Taleban reject claims they may cancel Qatar talks

KABUL (AFP) - The Taleban on Sunday rejected reports that they may cancel peace talks with the US and the Afghan governments over criticism of the insurgents' office that opened in Qatar last week.

A Taleban spokesman in Afghanistan rejected a New York Times story published on Saturday that quoted an unnamed rebel official saying the insurgents were determined to keep the office's sign and flag that triggered fury in Kabul.

The sign used the formal name of "Islamic Emirate Of Afghanistan" from the rebels' 1996-2001 government, and the white Taleban flag was seen by many Afghans as a provocative reminder of the cruelties of Taleban rule.

The opening of the Qatar office was intended as a first step towards a peace deal as the US-led NATO combat mission ends next year, but the Afghan government accused the rebels of posing as a government-in-exile.

Taleban spokesman Zabihullah Mujahid said on Sunday that the anonymous "Taliban official" quoted in the New York Times did not represent the movement's views.

"(The Taleban) has its own spokespersons who provides information to the media," Mujahid said in a statement.

"Anyone except these spokespersons giving information, it would not be (information) from the Islamic Emirate.

"The enemy for long time have given statements in their interests citing unknown persons (as Taleban spokespersons), an example of which is an interview published on the New York Times."

US Secretary of State John Kerry, on a visit to Qatar on Saturday, warned that Washington could call on the Taleban to close the office if the rebels failed to live up to their side of peace efforts.

"It is our hope that this could ultimately be an important step in reconciliation if it's possible.

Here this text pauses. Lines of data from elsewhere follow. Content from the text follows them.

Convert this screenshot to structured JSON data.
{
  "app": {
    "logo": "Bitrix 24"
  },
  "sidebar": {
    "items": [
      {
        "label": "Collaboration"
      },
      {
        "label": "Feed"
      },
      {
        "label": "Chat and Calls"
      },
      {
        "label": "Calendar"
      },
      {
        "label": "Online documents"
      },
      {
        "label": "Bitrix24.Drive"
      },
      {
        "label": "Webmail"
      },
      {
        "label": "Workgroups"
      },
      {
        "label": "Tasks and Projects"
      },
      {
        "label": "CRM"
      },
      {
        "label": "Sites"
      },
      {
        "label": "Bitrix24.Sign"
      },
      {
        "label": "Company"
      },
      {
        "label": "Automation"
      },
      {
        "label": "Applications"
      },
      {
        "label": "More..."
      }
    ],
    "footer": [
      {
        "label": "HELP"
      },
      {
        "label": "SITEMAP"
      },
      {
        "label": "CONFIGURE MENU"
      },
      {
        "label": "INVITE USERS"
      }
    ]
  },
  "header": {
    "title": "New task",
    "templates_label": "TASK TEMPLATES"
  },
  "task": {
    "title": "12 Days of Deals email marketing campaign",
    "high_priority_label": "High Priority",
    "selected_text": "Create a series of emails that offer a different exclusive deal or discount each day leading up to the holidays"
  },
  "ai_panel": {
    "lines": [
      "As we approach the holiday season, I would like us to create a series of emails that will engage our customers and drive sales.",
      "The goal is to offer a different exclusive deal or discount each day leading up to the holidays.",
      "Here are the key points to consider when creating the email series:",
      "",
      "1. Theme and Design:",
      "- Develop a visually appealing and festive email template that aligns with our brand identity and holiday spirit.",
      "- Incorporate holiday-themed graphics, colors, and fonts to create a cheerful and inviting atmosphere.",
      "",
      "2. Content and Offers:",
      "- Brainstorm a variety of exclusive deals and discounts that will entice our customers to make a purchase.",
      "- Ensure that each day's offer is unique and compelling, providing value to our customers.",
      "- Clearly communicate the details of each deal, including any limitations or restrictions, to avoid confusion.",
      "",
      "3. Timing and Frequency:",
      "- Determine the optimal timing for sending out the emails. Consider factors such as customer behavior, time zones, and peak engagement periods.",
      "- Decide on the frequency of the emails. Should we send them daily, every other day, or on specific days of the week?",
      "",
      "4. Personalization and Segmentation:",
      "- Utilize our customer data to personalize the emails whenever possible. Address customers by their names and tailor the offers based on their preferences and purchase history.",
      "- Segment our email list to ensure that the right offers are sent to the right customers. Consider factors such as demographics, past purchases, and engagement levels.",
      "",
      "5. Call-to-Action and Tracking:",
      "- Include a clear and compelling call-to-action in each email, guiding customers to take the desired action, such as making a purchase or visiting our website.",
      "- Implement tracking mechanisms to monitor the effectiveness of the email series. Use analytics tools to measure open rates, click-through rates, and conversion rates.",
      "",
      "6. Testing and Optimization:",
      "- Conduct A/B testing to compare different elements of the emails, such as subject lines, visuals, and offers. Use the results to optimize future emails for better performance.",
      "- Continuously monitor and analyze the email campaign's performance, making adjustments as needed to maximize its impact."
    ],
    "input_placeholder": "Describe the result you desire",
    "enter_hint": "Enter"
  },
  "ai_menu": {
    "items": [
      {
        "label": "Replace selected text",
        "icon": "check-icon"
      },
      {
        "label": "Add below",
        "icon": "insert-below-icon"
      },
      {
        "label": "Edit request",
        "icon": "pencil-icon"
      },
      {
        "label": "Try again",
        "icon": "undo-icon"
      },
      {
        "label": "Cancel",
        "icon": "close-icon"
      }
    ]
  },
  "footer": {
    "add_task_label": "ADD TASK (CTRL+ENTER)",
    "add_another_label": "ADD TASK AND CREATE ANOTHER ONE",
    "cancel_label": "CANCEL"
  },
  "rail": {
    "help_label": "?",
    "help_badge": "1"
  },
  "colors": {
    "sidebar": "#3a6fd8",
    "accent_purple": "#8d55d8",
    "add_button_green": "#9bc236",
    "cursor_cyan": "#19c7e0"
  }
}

We know that it may well not be possible," Mr Kerry told reporters in Doha.

If the Taleban do not address concerns, "We may have to consider whether or not the office has to be closed."

President Barack Obama has supported dialogue with the Taleban as the US prepares to pull out its 68,000 combat troops from Afghanistan next year, ending the longest US war which has become increasingly unpopular at home.

The Taleban ruled Afghanistan from 1996-2001, imposing a harsh version of Sunni Islamic law that banned television, music and cinema, stopped girls from going to school and forced woman to wear the all-covering burqa.

They were ousted in 2001 for sheltering the Al-Qaeda militants behind the 9/11 attacks, but launched a resilient and bloody insurgency against US-led NATO troops and the US-backed Afghan government.

Talk of a meeting between US and Taleban officials in Qatar has been put on hold, and the US has stressed the office must not be treated as an embassy and must be used only for peace talks.